Philadelphia’s Fashion District Imposes a Curfew For People Under 18 After 2 PM


Philadelphia’s Fashion District has implemented a curfew for individuals under 18 after 2 p.m. This measure is in response to increased “negative activity” at its mall, previously known as Gallery. Mall employees will still be permitted in after that time; they just must present proof of employment.

1. It’s a safety measure

Fashion District in Philadelphia has implemented an afternoon curfew for anyone under 18 after 2 p.m. This policy, intended to curb negative activity at its popular shopping mall formerly known as The Gallery, will remain in place daily until further notice in response to incidents where hundreds of teens congregated at once and caused chaos that drew police officers in to disperse them.

Previous to its new rules of conduct being put in place at the mall, its previous code of conduct required visitors under 18 to be accompanied by an adult over 23 from 5 pm Friday until 10 am Sunday from the mall security or law enforcement. Under these new guidelines, those arriving after curfew won’t be turned away from work but may need to provide proof of age but this won’t impact their ability to work during these hours.

At Tuesday night’s debate between candidates running for mayor were asked their support for a curfew. Some candidates offered strong backing while others seemed confused or wary about it; former City Councilmember Helen Gym in particular stated that any curfew should not criminalize young people and focus more resources and activities for youth rather than criminalizing them.

Businessman William Porter and Councilman Curtis Jones both echoed that sentiment, suggesting they’d prefer spending money spent on policing on community outreach programs for youth instead. Councilwoman Cherelle Parker who heads up the Labor and Civil Service Committee also asserted that curfew would no longer be necessary if more resources were put towards community policing efforts.

Private security employees hired by the mall will enforce the new code of conduct at Fashion District Mall, and it will be up to them when approaching visitors and asking for proof of age documentation from those appearing to be under 18 (this doesn’t apply if people visit for work purposes).

2. It’s a way to deter negative activity

Due to an increase in negative activity, Philadelphia Fashion District recently implemented a curfew on visitors under 18 starting Monday after 2 pm. Anyone under the age of 18 must be supervised by an adult aged 23+ at this popular shopping center.

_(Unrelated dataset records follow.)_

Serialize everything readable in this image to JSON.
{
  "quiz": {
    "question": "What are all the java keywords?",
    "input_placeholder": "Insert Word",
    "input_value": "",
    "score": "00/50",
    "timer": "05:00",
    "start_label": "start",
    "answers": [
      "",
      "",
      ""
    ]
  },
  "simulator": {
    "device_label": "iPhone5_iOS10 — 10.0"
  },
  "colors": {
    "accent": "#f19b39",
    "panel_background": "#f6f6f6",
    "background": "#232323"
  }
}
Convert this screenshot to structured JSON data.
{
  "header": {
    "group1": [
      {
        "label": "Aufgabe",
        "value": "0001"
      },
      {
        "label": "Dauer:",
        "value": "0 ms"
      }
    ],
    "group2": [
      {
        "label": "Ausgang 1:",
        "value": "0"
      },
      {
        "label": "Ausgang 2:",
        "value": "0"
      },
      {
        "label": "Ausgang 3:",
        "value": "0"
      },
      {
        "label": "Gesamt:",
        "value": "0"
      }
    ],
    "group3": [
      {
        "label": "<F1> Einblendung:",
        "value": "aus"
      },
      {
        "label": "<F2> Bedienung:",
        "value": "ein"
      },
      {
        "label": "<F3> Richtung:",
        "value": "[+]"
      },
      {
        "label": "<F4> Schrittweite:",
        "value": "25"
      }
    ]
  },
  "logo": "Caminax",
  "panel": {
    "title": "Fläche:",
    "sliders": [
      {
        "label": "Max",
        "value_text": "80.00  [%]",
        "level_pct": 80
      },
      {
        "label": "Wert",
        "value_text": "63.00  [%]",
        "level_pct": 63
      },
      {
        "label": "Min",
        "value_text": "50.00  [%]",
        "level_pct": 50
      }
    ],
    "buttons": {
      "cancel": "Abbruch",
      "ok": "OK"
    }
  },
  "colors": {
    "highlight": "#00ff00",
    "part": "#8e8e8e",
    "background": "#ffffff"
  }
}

This new rule is meant to deter youth gatherings that could result in vandalism, fighting, or other disruptive activity that disrupts businesses on Market Street and make the mall safer and more inviting for shoppers.

Curfews have also been implemented at malls to ensure employees can work safely. Anyone under 18 may be asked by security or law enforcement officials for ID that demonstrates where they work; this won’t stop them working after curfew has passed.

3. It’s a way to prevent crimes

Philadelphia’s Fashion District Mall has implemented a curfew to reduce negative activity, such as gatherings that resulted in property damage or disruptions by teenagers. Starting Monday afternoon, this new policy prohibits anyone under 18 from entering after 2 p.m. without being accompanied by an adult who is 23 or over; employees working there may also be asked for proof of age when approached by security or law enforcement, though this won’t hinder their ability to work during prohibited hours.

This policy was implemented as a reaction to an increase in youth-related incidents around the Fashion District and city, including property damage and public disturbances, caused by youth. Furthermore, it aims to stop what has become known as “curfew-to-prison pipeline,” in which young people who violate curfews are arrested and have difficulty exiting criminal justice system once charged with breaking curfews.

KYW Newsradio’s Tim Jimenez reports that starting Monday, the mall implemented a strict daily curfew that requires all visitors aged 2 p.m. or later to be accompanied by an adult over the age of 23. This policy complements its previous code of conduct that required minors be accompanied by adults after 5 pm Fridays through Sundays.

One reason many city council candidates were wary of the Fashion District curfew was its potential impact on programs designed to keep kids and teenagers safe, such as youth engagement centers. According to them, it would not be right to punish young people simply for congregating, hanging out downtown, or being visible there.

Curfews are not uncommon in other cities; when children and teenagers break them, non-law enforcement staff will approach them if seen violating them and attempt to convince them to go home, but if that fails they’re brought to a youth engagement center for supervised activities.

Fashion District residents have had mixed responses to its new curfew, yet many appear to view it as an effective measure to prevent negative incidents and keep residents safer during summer violence spikes in Philadelphia and throughout the U.S. It’s an encouraging step, particularly as summer violence often escalates across Philadelphia and other parts of the U.S. It should also serve as part of an overall plan that makes police more visible and engages more closely with community groups.

4. It’s a way to protect shoppers

Philadelphia Fashion District Mall introduced a new curfew on Monday afternoon, prohibiting anyone under 18 from entering after 2pm unless accompanied by an adult 23 years or older. This change came in response to several disturbances this month where hundreds of teens congregated at the area and caused property damage as well as fighting among themselves.

Candidates for mayor were quizzed during a debate Tuesday night regarding the new curfew policy. Some supported it while others seemed confused or skeptical of its intent. District 3 Councilmember Eric Olson and District 5 candidate Matt Blegay voiced support, explaining it is necessary to deter negative activity and protect shoppers.

District 7 Council candidate Gary Fallows was the sole member to oppose it, citing it as an infringement on civil rights and advocating that private businesses decide who can enter their buildings themselves. Furthermore, he suggested that other issues, like mental health support and affordable housing be addressed to prevent future behavior issues from occurring.

Fashion District Philadelphia announced it will work closely with law enforcement in order to enforce its new curfew, with anyone appearing underage being asked for identification by security or police. Furthermore, this rule does not impact employees of the mall who are under 18 and Aatron Baskerville reported on NBC10 that youth can still utilize Jefferson train station which connects directly to the mall.

Garden State Plaza recently implemented a similar curfew on children under 18, citing its need to combat “flash mobs” of children that gather there after school and on weekends. Some high-end restaurants also enacted bans against underage diners citing loud noise or crying as reasons to exclude children from dining rooms; some Philadelphia teenagers found the curfew unfair. Sarah Creelman from Columbus visits Easton several times every month without it altering her shopping plans at all.